WORK REQUEST.
Check each line of the records below and collect those holding "sections".

(Saved data entries)
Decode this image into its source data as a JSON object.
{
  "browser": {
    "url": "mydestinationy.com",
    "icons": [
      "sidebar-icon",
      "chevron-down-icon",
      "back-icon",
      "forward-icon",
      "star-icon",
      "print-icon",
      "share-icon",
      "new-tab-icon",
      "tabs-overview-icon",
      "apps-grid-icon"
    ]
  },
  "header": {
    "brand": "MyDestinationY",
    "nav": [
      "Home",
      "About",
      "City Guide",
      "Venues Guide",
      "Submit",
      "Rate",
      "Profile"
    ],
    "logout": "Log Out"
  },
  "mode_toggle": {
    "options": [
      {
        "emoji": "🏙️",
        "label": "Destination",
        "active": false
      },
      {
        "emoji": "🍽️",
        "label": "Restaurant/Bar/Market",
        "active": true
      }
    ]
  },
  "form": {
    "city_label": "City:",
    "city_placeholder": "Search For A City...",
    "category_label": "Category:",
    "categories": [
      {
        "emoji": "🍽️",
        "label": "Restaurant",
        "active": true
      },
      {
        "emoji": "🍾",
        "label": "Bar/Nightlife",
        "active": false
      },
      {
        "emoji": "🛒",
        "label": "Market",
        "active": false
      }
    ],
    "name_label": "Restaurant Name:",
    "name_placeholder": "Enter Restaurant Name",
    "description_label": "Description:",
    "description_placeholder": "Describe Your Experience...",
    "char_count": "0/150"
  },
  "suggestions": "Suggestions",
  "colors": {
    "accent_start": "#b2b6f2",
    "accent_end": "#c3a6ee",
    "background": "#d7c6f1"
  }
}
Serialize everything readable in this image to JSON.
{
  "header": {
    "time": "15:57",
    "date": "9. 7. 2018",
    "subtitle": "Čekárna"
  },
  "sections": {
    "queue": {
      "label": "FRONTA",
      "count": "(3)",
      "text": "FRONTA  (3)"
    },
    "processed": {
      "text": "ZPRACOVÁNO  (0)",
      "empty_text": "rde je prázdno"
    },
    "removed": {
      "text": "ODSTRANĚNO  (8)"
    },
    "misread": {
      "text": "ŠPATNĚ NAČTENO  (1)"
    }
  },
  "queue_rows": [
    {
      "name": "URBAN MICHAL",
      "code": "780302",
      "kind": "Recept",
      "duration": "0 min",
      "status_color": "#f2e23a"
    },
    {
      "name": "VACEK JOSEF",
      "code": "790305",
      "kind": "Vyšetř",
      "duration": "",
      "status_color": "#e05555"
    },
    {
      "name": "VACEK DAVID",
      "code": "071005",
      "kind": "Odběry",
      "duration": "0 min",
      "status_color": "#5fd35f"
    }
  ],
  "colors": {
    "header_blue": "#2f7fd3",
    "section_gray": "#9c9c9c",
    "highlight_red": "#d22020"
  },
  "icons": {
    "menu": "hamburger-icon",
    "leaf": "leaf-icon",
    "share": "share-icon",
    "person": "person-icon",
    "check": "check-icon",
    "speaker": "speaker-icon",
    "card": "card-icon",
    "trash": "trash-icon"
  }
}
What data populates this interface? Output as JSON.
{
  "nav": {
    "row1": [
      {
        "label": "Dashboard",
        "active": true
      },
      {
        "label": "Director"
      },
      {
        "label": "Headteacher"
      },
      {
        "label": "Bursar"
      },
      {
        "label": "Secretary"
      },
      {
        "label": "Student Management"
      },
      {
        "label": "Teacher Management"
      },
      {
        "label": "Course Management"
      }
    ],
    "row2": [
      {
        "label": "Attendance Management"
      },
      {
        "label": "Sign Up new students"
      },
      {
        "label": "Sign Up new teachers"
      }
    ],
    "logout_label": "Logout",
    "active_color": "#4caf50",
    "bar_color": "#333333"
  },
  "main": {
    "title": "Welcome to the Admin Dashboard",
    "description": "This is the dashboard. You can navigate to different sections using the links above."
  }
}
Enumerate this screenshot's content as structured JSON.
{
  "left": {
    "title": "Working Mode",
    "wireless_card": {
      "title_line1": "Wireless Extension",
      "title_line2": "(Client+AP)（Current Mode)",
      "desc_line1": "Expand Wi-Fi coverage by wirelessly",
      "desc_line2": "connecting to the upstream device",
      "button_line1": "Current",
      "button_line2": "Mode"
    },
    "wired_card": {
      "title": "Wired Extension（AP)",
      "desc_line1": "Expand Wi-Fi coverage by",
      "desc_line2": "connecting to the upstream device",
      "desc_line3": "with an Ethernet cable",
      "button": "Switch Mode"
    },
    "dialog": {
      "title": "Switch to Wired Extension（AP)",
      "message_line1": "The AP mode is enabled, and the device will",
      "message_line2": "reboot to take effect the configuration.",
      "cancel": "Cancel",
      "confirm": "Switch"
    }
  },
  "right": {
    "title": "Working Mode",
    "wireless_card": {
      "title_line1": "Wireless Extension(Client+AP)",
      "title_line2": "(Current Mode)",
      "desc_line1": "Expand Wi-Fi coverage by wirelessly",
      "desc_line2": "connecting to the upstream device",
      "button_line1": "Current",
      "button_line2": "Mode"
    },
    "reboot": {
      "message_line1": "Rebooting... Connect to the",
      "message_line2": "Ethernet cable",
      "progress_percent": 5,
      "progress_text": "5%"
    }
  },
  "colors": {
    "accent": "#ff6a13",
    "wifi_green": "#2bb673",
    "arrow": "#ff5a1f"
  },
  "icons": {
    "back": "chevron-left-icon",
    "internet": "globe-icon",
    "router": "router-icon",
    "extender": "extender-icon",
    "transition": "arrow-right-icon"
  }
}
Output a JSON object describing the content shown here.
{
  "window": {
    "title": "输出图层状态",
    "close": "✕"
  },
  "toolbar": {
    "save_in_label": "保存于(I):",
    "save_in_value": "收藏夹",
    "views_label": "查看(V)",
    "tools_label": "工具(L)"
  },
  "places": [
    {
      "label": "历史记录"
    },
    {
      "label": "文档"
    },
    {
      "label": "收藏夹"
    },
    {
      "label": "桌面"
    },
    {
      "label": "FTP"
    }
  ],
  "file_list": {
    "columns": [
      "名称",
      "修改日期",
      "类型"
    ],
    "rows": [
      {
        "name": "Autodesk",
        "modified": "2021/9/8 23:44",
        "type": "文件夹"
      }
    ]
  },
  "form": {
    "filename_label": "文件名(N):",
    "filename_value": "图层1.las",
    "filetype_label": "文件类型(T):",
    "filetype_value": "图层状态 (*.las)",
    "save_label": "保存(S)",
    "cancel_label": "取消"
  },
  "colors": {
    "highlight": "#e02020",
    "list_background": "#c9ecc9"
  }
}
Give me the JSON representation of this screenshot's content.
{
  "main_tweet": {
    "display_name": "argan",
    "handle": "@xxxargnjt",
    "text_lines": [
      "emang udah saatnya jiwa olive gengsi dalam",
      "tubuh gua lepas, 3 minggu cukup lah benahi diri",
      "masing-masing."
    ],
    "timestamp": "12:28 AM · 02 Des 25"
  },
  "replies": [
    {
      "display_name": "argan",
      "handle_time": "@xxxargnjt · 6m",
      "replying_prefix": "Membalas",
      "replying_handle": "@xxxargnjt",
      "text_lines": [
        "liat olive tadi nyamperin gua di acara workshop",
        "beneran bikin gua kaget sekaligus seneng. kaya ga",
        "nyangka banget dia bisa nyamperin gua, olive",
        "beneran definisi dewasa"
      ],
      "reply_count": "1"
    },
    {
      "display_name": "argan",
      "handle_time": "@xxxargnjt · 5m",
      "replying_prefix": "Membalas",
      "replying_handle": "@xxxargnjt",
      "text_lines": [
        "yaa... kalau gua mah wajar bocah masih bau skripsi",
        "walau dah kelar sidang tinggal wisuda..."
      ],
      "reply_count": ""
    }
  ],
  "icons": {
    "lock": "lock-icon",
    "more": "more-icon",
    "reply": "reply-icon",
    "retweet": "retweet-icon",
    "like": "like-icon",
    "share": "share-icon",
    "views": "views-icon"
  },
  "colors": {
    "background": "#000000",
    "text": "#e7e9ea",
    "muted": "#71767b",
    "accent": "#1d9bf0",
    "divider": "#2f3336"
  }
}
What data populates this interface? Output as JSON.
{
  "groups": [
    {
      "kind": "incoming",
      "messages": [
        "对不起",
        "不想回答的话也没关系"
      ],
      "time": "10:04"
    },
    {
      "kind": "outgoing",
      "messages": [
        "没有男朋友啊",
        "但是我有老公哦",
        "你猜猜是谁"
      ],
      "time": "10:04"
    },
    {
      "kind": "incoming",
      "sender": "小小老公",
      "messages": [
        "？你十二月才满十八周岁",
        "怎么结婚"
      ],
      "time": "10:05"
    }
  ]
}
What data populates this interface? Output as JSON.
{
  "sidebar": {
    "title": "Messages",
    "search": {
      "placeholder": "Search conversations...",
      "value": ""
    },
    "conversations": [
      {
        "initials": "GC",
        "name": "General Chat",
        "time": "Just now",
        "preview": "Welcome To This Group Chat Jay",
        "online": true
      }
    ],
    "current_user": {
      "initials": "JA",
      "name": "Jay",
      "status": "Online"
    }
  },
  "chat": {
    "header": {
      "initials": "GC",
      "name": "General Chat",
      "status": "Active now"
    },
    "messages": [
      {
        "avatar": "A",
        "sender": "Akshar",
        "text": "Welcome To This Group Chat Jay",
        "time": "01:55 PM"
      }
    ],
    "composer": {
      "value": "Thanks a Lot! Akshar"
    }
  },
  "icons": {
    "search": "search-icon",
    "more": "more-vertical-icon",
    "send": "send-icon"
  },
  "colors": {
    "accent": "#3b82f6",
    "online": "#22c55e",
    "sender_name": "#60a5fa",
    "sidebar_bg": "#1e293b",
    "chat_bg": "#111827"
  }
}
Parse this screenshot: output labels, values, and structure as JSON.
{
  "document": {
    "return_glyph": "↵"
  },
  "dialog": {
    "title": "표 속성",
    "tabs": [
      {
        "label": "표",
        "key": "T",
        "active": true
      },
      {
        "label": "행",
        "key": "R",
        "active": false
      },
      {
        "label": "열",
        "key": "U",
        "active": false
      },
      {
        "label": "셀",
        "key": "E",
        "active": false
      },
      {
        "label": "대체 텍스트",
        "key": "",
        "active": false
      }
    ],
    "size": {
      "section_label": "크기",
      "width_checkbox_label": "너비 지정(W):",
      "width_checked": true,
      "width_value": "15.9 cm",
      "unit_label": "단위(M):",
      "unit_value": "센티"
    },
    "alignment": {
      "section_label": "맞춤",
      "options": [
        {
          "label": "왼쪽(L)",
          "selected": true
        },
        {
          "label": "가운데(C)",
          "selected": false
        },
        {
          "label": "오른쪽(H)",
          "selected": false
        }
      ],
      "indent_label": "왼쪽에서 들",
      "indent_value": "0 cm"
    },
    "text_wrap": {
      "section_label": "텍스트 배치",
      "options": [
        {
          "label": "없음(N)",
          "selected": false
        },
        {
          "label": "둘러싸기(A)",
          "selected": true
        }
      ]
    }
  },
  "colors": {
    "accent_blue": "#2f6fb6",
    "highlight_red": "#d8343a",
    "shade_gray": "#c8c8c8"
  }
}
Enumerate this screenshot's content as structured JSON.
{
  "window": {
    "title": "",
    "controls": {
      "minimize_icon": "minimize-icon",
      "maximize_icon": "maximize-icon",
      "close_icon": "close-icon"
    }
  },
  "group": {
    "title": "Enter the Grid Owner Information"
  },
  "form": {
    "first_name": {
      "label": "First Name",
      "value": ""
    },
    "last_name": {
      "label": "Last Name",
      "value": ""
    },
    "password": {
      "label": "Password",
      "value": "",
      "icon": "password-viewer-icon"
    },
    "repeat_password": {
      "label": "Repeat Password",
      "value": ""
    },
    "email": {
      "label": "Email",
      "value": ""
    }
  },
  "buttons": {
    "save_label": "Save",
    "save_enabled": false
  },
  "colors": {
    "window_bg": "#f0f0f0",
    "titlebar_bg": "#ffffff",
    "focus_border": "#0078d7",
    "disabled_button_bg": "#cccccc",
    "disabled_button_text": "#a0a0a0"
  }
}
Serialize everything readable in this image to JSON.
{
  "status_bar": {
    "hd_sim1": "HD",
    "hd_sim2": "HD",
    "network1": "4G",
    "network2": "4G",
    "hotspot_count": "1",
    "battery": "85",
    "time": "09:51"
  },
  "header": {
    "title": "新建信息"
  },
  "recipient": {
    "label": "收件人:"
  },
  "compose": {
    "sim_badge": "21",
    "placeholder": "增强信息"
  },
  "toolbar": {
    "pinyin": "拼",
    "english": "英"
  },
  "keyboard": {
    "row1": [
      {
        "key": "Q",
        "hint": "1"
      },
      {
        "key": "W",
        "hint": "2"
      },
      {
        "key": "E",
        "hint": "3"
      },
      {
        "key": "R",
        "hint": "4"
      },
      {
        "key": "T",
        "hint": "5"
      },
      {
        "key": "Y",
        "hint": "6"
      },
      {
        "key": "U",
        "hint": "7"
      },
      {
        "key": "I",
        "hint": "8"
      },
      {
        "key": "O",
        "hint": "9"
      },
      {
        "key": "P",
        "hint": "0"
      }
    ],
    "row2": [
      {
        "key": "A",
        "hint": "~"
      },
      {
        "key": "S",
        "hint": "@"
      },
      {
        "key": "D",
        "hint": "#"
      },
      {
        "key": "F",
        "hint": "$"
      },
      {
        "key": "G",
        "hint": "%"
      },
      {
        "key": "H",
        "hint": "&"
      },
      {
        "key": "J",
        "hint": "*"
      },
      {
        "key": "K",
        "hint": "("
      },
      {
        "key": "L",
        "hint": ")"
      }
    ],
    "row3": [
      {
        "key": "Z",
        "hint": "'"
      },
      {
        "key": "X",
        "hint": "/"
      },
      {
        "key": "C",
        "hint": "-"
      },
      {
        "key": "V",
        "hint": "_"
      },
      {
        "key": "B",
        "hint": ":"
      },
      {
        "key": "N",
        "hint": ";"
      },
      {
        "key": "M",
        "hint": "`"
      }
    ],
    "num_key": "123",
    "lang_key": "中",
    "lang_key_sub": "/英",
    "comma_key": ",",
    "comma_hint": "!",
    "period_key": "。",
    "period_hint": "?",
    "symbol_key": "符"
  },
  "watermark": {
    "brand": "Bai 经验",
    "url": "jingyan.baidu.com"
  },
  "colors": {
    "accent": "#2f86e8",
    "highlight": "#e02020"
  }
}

RESULT OF THE EXERCISE.
  "sections": {
    "description": "This is the dashboard. You can navigate to different sections using the links above."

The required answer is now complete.